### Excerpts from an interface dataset
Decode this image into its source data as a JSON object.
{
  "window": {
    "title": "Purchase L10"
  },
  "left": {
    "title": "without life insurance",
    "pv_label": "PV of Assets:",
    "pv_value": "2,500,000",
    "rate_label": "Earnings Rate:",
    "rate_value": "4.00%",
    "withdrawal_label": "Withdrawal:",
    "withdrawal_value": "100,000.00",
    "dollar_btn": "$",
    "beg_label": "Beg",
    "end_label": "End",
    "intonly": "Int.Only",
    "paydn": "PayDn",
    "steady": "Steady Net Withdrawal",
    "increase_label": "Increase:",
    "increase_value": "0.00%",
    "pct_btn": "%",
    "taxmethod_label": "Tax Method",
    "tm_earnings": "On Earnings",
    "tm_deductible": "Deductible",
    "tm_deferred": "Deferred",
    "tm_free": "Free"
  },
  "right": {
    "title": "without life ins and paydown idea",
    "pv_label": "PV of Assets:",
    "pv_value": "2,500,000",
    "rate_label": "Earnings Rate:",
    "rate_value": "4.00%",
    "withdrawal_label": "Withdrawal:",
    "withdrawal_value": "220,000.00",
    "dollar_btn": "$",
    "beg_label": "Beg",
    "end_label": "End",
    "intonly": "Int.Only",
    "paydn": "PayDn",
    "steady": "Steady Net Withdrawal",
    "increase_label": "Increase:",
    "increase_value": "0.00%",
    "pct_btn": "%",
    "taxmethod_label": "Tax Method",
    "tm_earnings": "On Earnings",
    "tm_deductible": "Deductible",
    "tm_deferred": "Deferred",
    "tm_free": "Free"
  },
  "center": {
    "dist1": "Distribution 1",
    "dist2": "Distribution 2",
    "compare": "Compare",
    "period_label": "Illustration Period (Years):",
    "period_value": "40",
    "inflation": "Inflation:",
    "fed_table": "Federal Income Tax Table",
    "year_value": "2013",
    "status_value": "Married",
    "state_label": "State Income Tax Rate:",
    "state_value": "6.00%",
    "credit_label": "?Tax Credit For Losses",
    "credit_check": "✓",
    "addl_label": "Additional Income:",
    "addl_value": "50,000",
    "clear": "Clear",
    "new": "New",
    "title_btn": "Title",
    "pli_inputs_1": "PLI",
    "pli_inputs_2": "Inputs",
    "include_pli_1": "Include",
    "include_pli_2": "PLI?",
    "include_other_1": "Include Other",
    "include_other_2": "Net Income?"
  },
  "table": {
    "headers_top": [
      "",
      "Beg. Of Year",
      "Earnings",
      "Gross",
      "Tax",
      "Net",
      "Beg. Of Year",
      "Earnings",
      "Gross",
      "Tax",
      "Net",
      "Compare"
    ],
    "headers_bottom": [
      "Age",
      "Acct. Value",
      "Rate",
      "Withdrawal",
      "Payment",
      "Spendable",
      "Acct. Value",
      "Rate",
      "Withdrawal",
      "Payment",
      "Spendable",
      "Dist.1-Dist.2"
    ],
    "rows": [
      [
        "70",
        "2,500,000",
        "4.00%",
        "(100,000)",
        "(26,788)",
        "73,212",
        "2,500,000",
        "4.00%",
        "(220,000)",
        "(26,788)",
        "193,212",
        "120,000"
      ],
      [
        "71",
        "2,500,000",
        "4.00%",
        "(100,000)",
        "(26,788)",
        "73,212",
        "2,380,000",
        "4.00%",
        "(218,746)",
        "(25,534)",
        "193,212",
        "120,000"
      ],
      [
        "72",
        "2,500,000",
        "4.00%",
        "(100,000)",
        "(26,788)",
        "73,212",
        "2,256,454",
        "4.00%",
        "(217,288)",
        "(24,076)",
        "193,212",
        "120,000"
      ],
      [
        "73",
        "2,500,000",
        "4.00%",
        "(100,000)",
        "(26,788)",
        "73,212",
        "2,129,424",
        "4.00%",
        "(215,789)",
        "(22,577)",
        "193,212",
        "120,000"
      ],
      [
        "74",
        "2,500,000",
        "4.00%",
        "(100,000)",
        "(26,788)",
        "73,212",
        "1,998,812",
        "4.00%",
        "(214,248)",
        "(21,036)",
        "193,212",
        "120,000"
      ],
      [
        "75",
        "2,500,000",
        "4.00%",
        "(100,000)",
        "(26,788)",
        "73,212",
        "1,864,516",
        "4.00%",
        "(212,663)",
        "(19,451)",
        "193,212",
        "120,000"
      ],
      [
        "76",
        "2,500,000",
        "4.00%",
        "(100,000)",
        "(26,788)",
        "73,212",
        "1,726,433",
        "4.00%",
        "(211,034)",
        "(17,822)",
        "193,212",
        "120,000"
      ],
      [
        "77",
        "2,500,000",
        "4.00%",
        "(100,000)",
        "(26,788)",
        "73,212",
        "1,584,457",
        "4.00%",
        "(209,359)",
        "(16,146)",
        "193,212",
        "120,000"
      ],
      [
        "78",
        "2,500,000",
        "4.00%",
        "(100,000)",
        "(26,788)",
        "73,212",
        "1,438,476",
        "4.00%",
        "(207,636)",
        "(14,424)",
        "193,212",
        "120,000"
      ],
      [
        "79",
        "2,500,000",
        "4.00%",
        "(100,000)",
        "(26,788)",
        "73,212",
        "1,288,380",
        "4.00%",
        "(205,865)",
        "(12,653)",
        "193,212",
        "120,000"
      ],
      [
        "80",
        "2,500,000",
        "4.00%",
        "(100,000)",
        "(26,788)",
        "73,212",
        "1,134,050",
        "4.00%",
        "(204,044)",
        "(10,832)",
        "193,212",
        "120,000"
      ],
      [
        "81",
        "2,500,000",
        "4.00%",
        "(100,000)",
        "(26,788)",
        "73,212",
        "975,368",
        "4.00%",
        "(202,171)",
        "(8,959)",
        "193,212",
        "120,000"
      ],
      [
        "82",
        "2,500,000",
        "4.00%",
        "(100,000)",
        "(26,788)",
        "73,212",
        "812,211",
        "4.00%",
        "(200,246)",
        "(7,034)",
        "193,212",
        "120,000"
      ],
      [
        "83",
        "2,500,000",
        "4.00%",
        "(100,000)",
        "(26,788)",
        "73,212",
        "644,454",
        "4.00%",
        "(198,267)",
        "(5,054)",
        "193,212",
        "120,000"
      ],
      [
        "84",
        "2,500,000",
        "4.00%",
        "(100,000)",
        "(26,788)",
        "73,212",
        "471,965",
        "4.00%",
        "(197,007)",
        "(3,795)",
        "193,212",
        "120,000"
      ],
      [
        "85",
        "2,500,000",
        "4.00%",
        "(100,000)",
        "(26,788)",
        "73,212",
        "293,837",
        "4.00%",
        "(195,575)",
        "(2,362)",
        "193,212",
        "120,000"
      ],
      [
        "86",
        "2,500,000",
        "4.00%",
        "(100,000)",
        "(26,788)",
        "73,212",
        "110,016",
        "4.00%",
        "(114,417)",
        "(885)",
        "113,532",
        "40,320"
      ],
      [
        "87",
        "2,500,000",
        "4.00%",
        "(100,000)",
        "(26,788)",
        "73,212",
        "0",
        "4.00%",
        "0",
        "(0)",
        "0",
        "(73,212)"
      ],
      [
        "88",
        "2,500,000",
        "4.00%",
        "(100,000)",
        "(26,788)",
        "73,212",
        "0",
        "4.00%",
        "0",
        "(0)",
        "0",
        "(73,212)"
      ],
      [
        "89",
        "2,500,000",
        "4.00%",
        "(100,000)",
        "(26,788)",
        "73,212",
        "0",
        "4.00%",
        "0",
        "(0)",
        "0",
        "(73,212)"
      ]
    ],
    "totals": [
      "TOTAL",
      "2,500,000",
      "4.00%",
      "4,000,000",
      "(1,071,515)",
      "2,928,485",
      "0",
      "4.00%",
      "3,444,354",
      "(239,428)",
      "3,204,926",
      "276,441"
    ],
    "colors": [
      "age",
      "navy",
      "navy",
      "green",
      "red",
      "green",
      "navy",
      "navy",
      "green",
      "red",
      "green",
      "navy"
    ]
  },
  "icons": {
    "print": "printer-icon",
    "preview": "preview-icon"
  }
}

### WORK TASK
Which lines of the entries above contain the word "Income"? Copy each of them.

### YOUR SOLUTION
    "fed_table": "Federal Income Tax Table",
    "state_label": "State Income Tax Rate:",
    "addl_label": "Additional Income:",
    "include_other_2": "Net Income?"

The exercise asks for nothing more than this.